The gallery promotes it, sets up the show and takes a cut of the work.
Locally, there is none of that kind of support for bands. Here is how a typical show works in your average Houston club for original music.
You call the club and, if you are lucky and you have some in with the person who books there, you get a gig. This is usually a shitty day – like a Wednesday – and you are expected to bring a crowd or they won’t invite you back on a day when you stand a chance – i.e. Friday or Saturday.
They MIGHT have a PA system for sound. Maybe not. Either way, whatever they have or you bring will likely sound like crap.
You get paid nothing, but you are expected to work your ass off to get people in the door – flyers, calling, emailing, mailing, bugging friends and relatives, posting on message boards – whatever it takes.
Then, if you do ok, they’ll invite you back on a Thursday with the same scenario. Then, maybe opening for someone on a Friday or Saturday, but they track you at the door by asking everyone who they came to see. If you don’t bring enough people, they don’t invite you back.
Who decided this would work for anyone?
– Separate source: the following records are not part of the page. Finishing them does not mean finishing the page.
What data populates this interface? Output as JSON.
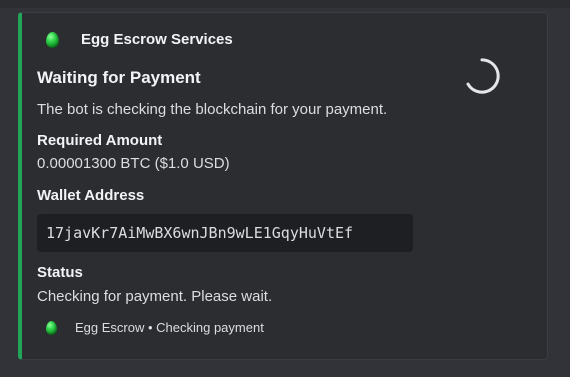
{
  "embed": {
    "accent_color": "#23a559",
    "author": {
      "icon": "green-egg-icon",
      "name": "Egg Escrow Services"
    },
    "title": "Waiting for Payment",
    "description": "The bot is checking the blockchain for your payment.",
    "thumbnail_icon": "loading-spinner-icon",
    "fields": [
      {
        "name": "Required Amount",
        "value": "0.00001300 BTC ($1.0 USD)"
      },
      {
        "name": "Wallet Address",
        "value": "17javKr7AiMwBX6wnJBn9wLE1GqyHuVtEf"
      },
      {
        "name": "Status",
        "value": "Checking for payment. Please wait."
      }
    ],
    "footer": {
      "icon": "green-egg-icon",
      "text": "Egg Escrow • Checking payment"
    }
  }
}
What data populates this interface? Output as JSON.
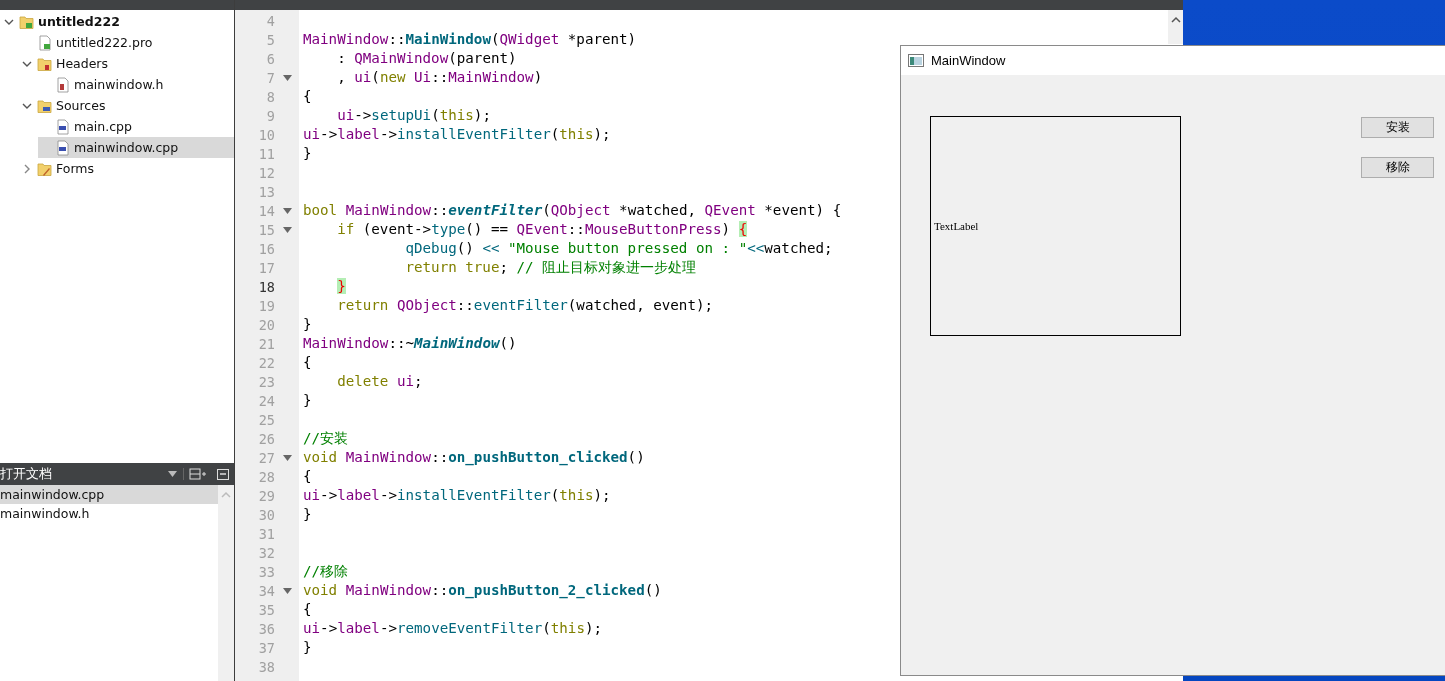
{
  "project_tree": [
    {
      "label": "untitled222",
      "kind": "project",
      "expanded": true,
      "selected": false,
      "children": [
        {
          "label": "untitled222.pro",
          "kind": "pro",
          "selected": false
        },
        {
          "label": "Headers",
          "kind": "headers",
          "expanded": true,
          "selected": false,
          "children": [
            {
              "label": "mainwindow.h",
              "kind": "h",
              "selected": false
            }
          ]
        },
        {
          "label": "Sources",
          "kind": "sources",
          "expanded": true,
          "selected": false,
          "children": [
            {
              "label": "main.cpp",
              "kind": "cpp",
              "selected": false
            },
            {
              "label": "mainwindow.cpp",
              "kind": "cpp",
              "selected": true
            }
          ]
        },
        {
          "label": "Forms",
          "kind": "forms",
          "expanded": false,
          "selected": false
        }
      ]
    }
  ],
  "open_documents": {
    "title": "打开文档",
    "items": [
      {
        "label": "mainwindow.cpp",
        "selected": true
      },
      {
        "label": "mainwindow.h",
        "selected": false
      }
    ]
  },
  "code_lines": [
    {
      "number": "4",
      "fold": false,
      "current": false
    },
    {
      "number": "5",
      "fold": false,
      "current": false,
      "segments": [
        {
          "kind": "type",
          "text": "MainWindow"
        },
        {
          "kind": "txt",
          "text": "::"
        },
        {
          "kind": "fnb",
          "text": "MainWindow"
        },
        {
          "kind": "txt",
          "text": "("
        },
        {
          "kind": "type",
          "text": "QWidget"
        },
        {
          "kind": "txt",
          "text": " *parent)"
        }
      ]
    },
    {
      "number": "6",
      "fold": false,
      "current": false,
      "segments": [
        {
          "kind": "txt",
          "text": "    : "
        },
        {
          "kind": "type",
          "text": "QMainWindow"
        },
        {
          "kind": "txt",
          "text": "(parent)"
        }
      ]
    },
    {
      "number": "7",
      "fold": true,
      "current": false,
      "segments": [
        {
          "kind": "txt",
          "text": "    , "
        },
        {
          "kind": "mem",
          "text": "ui"
        },
        {
          "kind": "txt",
          "text": "("
        },
        {
          "kind": "kw",
          "text": "new"
        },
        {
          "kind": "type",
          "text": " Ui"
        },
        {
          "kind": "txt",
          "text": "::"
        },
        {
          "kind": "type",
          "text": "MainWindow"
        },
        {
          "kind": "txt",
          "text": ")"
        }
      ]
    },
    {
      "number": "8",
      "fold": false,
      "current": false,
      "segments": [
        {
          "kind": "txt",
          "text": "{"
        }
      ]
    },
    {
      "number": "9",
      "fold": false,
      "current": false,
      "segments": [
        {
          "kind": "mem",
          "text": "    ui"
        },
        {
          "kind": "txt",
          "text": "->"
        },
        {
          "kind": "fn",
          "text": "setupUi"
        },
        {
          "kind": "txt",
          "text": "("
        },
        {
          "kind": "kw",
          "text": "this"
        },
        {
          "kind": "txt",
          "text": ");"
        }
      ]
    },
    {
      "number": "10",
      "fold": false,
      "current": false,
      "segments": [
        {
          "kind": "mem",
          "text": "ui"
        },
        {
          "kind": "txt",
          "text": "->"
        },
        {
          "kind": "mem",
          "text": "label"
        },
        {
          "kind": "txt",
          "text": "->"
        },
        {
          "kind": "fn",
          "text": "installEventFilter"
        },
        {
          "kind": "txt",
          "text": "("
        },
        {
          "kind": "kw",
          "text": "this"
        },
        {
          "kind": "txt",
          "text": ");"
        }
      ]
    },
    {
      "number": "11",
      "fold": false,
      "current": false,
      "segments": [
        {
          "kind": "txt",
          "text": "}"
        }
      ]
    },
    {
      "number": "12",
      "fold": false,
      "current": false
    },
    {
      "number": "13",
      "fold": false,
      "current": false
    },
    {
      "number": "14",
      "fold": true,
      "current": false,
      "segments": [
        {
          "kind": "kw",
          "text": "bool"
        },
        {
          "kind": "type",
          "text": " MainWindow"
        },
        {
          "kind": "txt",
          "text": "::"
        },
        {
          "kind": "fni",
          "text": "eventFilter"
        },
        {
          "kind": "txt",
          "text": "("
        },
        {
          "kind": "type",
          "text": "QObject"
        },
        {
          "kind": "txt",
          "text": " *watched, "
        },
        {
          "kind": "type",
          "text": "QEvent"
        },
        {
          "kind": "txt",
          "text": " *event) {"
        }
      ]
    },
    {
      "number": "15",
      "fold": true,
      "current": false,
      "segments": [
        {
          "kind": "kw",
          "text": "    if"
        },
        {
          "kind": "txt",
          "text": " (event->"
        },
        {
          "kind": "fn",
          "text": "type"
        },
        {
          "kind": "txt",
          "text": "() == "
        },
        {
          "kind": "type",
          "text": "QEvent"
        },
        {
          "kind": "txt",
          "text": "::"
        },
        {
          "kind": "mem",
          "text": "MouseButtonPress"
        },
        {
          "kind": "txt",
          "text": ") "
        },
        {
          "kind": "match",
          "text": "{"
        }
      ]
    },
    {
      "number": "16",
      "fold": false,
      "current": false,
      "segments": [
        {
          "kind": "fn",
          "text": "            qDebug"
        },
        {
          "kind": "txt",
          "text": "() "
        },
        {
          "kind": "fn",
          "text": "<<"
        },
        {
          "kind": "str",
          "text": " \"Mouse button pressed on : \""
        },
        {
          "kind": "fn",
          "text": "<<"
        },
        {
          "kind": "txt",
          "text": "watched;"
        }
      ]
    },
    {
      "number": "17",
      "fold": false,
      "current": false,
      "segments": [
        {
          "kind": "kw",
          "text": "            return"
        },
        {
          "kind": "kw",
          "text": " true"
        },
        {
          "kind": "txt",
          "text": "; "
        },
        {
          "kind": "com",
          "text": "// 阻止目标对象进一步处理"
        }
      ]
    },
    {
      "number": "18",
      "fold": false,
      "current": true,
      "segments": [
        {
          "kind": "match",
          "text": "    }"
        }
      ]
    },
    {
      "number": "19",
      "fold": false,
      "current": false,
      "segments": [
        {
          "kind": "kw",
          "text": "    return"
        },
        {
          "kind": "type",
          "text": " QObject"
        },
        {
          "kind": "txt",
          "text": "::"
        },
        {
          "kind": "fn",
          "text": "eventFilter"
        },
        {
          "kind": "txt",
          "text": "(watched, event);"
        }
      ]
    },
    {
      "number": "20",
      "fold": false,
      "current": false,
      "segments": [
        {
          "kind": "txt",
          "text": "}"
        }
      ]
    },
    {
      "number": "21",
      "fold": false,
      "current": false,
      "segments": [
        {
          "kind": "type",
          "text": "MainWindow"
        },
        {
          "kind": "txt",
          "text": "::~"
        },
        {
          "kind": "fni",
          "text": "MainWindow"
        },
        {
          "kind": "txt",
          "text": "()"
        }
      ]
    },
    {
      "number": "22",
      "fold": false,
      "current": false,
      "segments": [
        {
          "kind": "txt",
          "text": "{"
        }
      ]
    },
    {
      "number": "23",
      "fold": false,
      "current": false,
      "segments": [
        {
          "kind": "kw",
          "text": "    delete"
        },
        {
          "kind": "mem",
          "text": " ui"
        },
        {
          "kind": "txt",
          "text": ";"
        }
      ]
    },
    {
      "number": "24",
      "fold": false,
      "current": false,
      "segments": [
        {
          "kind": "txt",
          "text": "}"
        }
      ]
    },
    {
      "number": "25",
      "fold": false,
      "current": false
    },
    {
      "number": "26",
      "fold": false,
      "current": false,
      "segments": [
        {
          "kind": "com",
          "text": "//安装"
        }
      ]
    },
    {
      "number": "27",
      "fold": true,
      "current": false,
      "segments": [
        {
          "kind": "kw",
          "text": "void"
        },
        {
          "kind": "type",
          "text": " MainWindow"
        },
        {
          "kind": "txt",
          "text": "::"
        },
        {
          "kind": "fnb",
          "text": "on_pushButton_clicked"
        },
        {
          "kind": "txt",
          "text": "()"
        }
      ]
    },
    {
      "number": "28",
      "fold": false,
      "current": false,
      "segments": [
        {
          "kind": "txt",
          "text": "{"
        }
      ]
    },
    {
      "number": "29",
      "fold": false,
      "current": false,
      "segments": [
        {
          "kind": "mem",
          "text": "ui"
        },
        {
          "kind": "txt",
          "text": "->"
        },
        {
          "kind": "mem",
          "text": "label"
        },
        {
          "kind": "txt",
          "text": "->"
        },
        {
          "kind": "fn",
          "text": "installEventFilter"
        },
        {
          "kind": "txt",
          "text": "("
        },
        {
          "kind": "kw",
          "text": "this"
        },
        {
          "kind": "txt",
          "text": ");"
        }
      ]
    },
    {
      "number": "30",
      "fold": false,
      "current": false,
      "segments": [
        {
          "kind": "txt",
          "text": "}"
        }
      ]
    },
    {
      "number": "31",
      "fold": false,
      "current": false
    },
    {
      "number": "32",
      "fold": false,
      "current": false
    },
    {
      "number": "33",
      "fold": false,
      "current": false,
      "segments": [
        {
          "kind": "com",
          "text": "//移除"
        }
      ]
    },
    {
      "number": "34",
      "fold": true,
      "current": false,
      "segments": [
        {
          "kind": "kw",
          "text": "void"
        },
        {
          "kind": "type",
          "text": " MainWindow"
        },
        {
          "kind": "txt",
          "text": "::"
        },
        {
          "kind": "fnb",
          "text": "on_pushButton_2_clicked"
        },
        {
          "kind": "txt",
          "text": "()"
        }
      ]
    },
    {
      "number": "35",
      "fold": false,
      "current": false,
      "segments": [
        {
          "kind": "txt",
          "text": "{"
        }
      ]
    },
    {
      "number": "36",
      "fold": false,
      "current": false,
      "segments": [
        {
          "kind": "mem",
          "text": "ui"
        },
        {
          "kind": "txt",
          "text": "->"
        },
        {
          "kind": "mem",
          "text": "label"
        },
        {
          "kind": "txt",
          "text": "->"
        },
        {
          "kind": "fn",
          "text": "removeEventFilter"
        },
        {
          "kind": "txt",
          "text": "("
        },
        {
          "kind": "kw",
          "text": "this"
        },
        {
          "kind": "txt",
          "text": ");"
        }
      ]
    },
    {
      "number": "37",
      "fold": false,
      "current": false,
      "segments": [
        {
          "kind": "txt",
          "text": "}"
        }
      ]
    },
    {
      "number": "38",
      "fold": false,
      "current": false
    }
  ],
  "app_window": {
    "title": "MainWindow",
    "label": "TextLabel",
    "buttons": [
      "安装",
      "移除"
    ]
  }
}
In a big touring show, promoters bid for the right to sell a show for a band. Yes, yes, the bands ARE the draw, but you still have to get a good venue on a good night (low competition), advertise it, make sure the band’s needs are covered for sound, etc. The band’s job is to show up, play and be good. That’s it.
Now, if the band sucks, then they blew it and they don’t get other shots at it. But, if they show up, kick ass and the crowd enjoys it, everybody wins.
Locally, there is nothing like that for bands who aren’t already famous and, in reality, don’t need the help. Imagine if there were actual promoters out there who took 25 or 35 percent of the door. Most bands would be thrilled to give up that cash.
A good show at a decent club might mean $2000 at the door. If there are three bands and you split the door 4 ways (3 bands plus 1 promoter), each band still nets $500, more than you would make almost anywhere else on your own. Plus, that doesn’t even count how much you can make selling CD’s and other merchandise.
A good promoter will also be able to share costs with the bands when it comes to flyers and advertisements. I know that most bands would gladly help split the cost if someone else would just do the work.
Our job is to be good and try to win fans. Is that other stuff a pain in the ass? Hell yes it is, which is exactly why someone other than the band – who should be focusing on playing – should be doing it.
Unfortunately, right now in Houston, no one is.